    It was only the first chapter, but it stuck in my brain deep enough that I had to stop reading after I finished the chapter.

    Now, I know that it is kind of a silly thought knowing that sounds do in fact dissipate, but what if conditions are ideal. What if you make a sound in a perfect room that does not absorb any of it; will the sound keep going forever? The sound will bounce off the walls, but what will happen next?

    Will it bounce back as the same sound that bounced in?
    Does it just expand enough that it’s so faint that we can’t hear, but still exists?

    No matter how cool I think it would be if every sound ever made was still floating around somewhere, in one way or another, up in the sky, I think it could be possible if conditions are perfect.

    First, sound is a wave, but it also emanates in every direction from the source. So, the sound is expanding in every direction and therefore losing intensity just by being emitted.

    Next comes the point when the sound is reflected. Now, we are assuming that the room is ideal and the wall will not absorb any of it. I believe that there is a least one example that could keep the sound alive. This is shown in my brilliant picture below.

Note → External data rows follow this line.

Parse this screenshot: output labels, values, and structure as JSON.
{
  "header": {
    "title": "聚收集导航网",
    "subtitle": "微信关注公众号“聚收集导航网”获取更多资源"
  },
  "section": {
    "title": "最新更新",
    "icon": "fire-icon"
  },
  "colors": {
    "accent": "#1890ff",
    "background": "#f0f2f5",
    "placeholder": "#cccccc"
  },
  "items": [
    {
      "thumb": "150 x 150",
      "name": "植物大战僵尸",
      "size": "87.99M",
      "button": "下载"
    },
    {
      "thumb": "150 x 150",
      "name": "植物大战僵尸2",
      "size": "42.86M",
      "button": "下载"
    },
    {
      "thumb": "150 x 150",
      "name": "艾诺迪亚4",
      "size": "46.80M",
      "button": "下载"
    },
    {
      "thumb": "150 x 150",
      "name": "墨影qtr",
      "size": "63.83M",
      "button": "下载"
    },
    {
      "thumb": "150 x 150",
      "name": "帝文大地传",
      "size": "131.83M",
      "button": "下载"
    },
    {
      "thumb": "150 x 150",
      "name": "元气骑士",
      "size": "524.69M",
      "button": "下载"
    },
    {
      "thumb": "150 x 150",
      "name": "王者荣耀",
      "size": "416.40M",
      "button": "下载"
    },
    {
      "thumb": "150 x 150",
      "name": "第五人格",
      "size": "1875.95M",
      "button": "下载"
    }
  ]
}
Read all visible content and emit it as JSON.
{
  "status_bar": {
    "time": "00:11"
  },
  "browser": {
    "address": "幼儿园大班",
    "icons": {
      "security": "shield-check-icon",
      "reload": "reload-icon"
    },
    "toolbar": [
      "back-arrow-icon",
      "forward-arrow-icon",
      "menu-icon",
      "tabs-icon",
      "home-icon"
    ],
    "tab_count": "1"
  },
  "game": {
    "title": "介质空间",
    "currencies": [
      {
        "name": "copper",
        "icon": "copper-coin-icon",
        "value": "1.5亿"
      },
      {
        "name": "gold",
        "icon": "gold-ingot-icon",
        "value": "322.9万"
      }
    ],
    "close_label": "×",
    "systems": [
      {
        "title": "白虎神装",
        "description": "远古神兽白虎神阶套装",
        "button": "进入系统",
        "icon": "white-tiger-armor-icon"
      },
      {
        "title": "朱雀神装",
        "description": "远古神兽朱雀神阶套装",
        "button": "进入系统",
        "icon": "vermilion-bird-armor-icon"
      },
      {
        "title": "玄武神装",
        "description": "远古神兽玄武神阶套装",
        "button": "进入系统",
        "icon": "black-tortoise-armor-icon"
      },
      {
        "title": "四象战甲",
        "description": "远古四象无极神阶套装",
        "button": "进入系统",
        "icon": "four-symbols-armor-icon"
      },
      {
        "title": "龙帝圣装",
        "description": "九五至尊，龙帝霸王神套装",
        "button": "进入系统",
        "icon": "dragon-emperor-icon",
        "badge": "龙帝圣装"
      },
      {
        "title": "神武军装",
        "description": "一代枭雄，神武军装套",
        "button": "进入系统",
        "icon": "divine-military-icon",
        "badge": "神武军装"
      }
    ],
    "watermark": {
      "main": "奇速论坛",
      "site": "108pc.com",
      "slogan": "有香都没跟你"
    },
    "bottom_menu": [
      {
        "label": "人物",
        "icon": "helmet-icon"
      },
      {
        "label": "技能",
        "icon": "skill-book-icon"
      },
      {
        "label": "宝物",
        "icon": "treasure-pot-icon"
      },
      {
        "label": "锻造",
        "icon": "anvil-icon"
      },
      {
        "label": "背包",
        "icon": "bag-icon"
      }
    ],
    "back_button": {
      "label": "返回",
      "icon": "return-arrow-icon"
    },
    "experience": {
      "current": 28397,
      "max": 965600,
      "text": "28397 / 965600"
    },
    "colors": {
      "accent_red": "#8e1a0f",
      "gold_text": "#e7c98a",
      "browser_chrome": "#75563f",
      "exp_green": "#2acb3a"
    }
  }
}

    Sound Diagram

    Imagine that the circle is actually a sphere with all the “sound” lines coming from every point except from the point of attachment. When it hits the wall is where things get tricky. If the wave hits at the crest (top of the wave) or trough (bottom), it should bounce back directly to the source and then back and forth forever (in my mind) as long as the source is of ideal material.

    Now, if the wave hits the wall when it’s at some other point in between the crest or trough, it will bounce in any number of directions. That’s when the sound wave gets diffused by contact of various wave pieces going in those different directions and therefore the wave is eventually destroyed.

    From my example, it all depends on the relation of the distance of the wall from the source and the frequency of the sound wave. Conditions have to be extremely ideal, so I would say that even with ideal material, it is unlikely for the sound to continue. And even though this could never happen for real, the nerd in me enjoyed thinking about this problem.

    I would love to hear what everyone thinks about my theory or what your theories might be.